Unwilling to wait for the mountains of praise when Teddy Football becomes the next Aaron Rodgers (if God is from Minnesota), one Vikings official tried to demand it.
Fargo Forum reporter Adrian Glass-Moore was assigned a story about a rookie Vikings cheerleader. Hardly a searing expose on the seedy underbelly of NFL pom-pomming, it was a light profile on a North Dakota native who made the squad for the first time – a NoDak rarity, says Glass-Moore. The tailor-made puff piece was timed with several Fargo appearances the purple pyramid climber was scheduled to make.
But before giving the green light, Vikings cheerleader co-coach and appearance coordinator Theresa Baugus had a few ground rules that were published on noted media reporter Jim Romenesko’s blog. The one that rattled Romenesko’s journalistic following was one asking Glass-Moore to promise it would be a “positive promotion” of the cheerleader, the squad, and the almighty Minnesota Vikings.
Sorry, Minnesota Vikings, but that's not the way it works. https://twitter.com/aglassmoore/status/638110215620161536
“I was definitely surprised,” Glass-Moore says. “I thought it was an absurd request. I mean, I’m used to certain organizations trying to find out what I’m writing about or trying to get a sense for my story to see if they want to give me access. Usually they’ll do it in a subtle way, try to feel out if what I’m writing is going to be a hatchet job, which it wouldn’t be.”
Since agreeing to be an organization’s stooge is a journalistic no-no, Glass-Moore rejected the request (via Twitter) and killed the story.
“I wasn’t trying to expose any wrongdoing at the cheerleading team or anything, so I don’t know why they reacted like that,” Glass-Moore says. “But as soon as they gave me that email I just couldn’t write about it. That was an automatic deal-breaker, even though I’m sure the story would have been a nice little profile on this cheerleader.”
Following orders from his editor, the second-year reporter reached out to Baugus directly, rather than the Vikings' PR henchmen who typically facilitate or pooh-pooh interviews. One said henchman didn’t immediately respond to our request for comment. However Jeff Anderson, the Vikes’ executive director of communications, offered this explanation to a Forum editor on Twitter.
In response to our query, Anderson reiterated that Glass-Moore's interview request was not made through the proper channels and that the team's PR gurus would not make such stipulations.

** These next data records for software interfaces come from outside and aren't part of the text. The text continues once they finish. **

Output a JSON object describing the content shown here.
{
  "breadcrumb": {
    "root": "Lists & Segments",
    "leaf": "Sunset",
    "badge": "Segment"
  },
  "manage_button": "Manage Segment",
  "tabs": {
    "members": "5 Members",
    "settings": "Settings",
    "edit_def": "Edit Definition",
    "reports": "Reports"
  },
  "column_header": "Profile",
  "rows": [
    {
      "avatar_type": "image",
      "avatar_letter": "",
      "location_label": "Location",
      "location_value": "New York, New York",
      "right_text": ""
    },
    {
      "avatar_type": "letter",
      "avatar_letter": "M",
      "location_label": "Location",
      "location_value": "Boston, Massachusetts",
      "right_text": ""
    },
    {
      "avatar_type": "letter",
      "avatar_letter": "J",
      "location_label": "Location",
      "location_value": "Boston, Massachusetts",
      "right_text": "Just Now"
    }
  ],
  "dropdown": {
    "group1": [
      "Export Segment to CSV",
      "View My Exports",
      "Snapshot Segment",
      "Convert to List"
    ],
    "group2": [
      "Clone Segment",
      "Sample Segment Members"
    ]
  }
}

"In this case, the request was not made through the Vikings public relations department but instead was directed to a cheerleading appearance coordinator who is not familiar with journalism expectations or etiquette," Anderson said in a statement. "The Vikings have never and will never expect to control the tone of a reporter's story. Internally we will continue to ensure that all members of the organization understand and follow the interview request process we have established."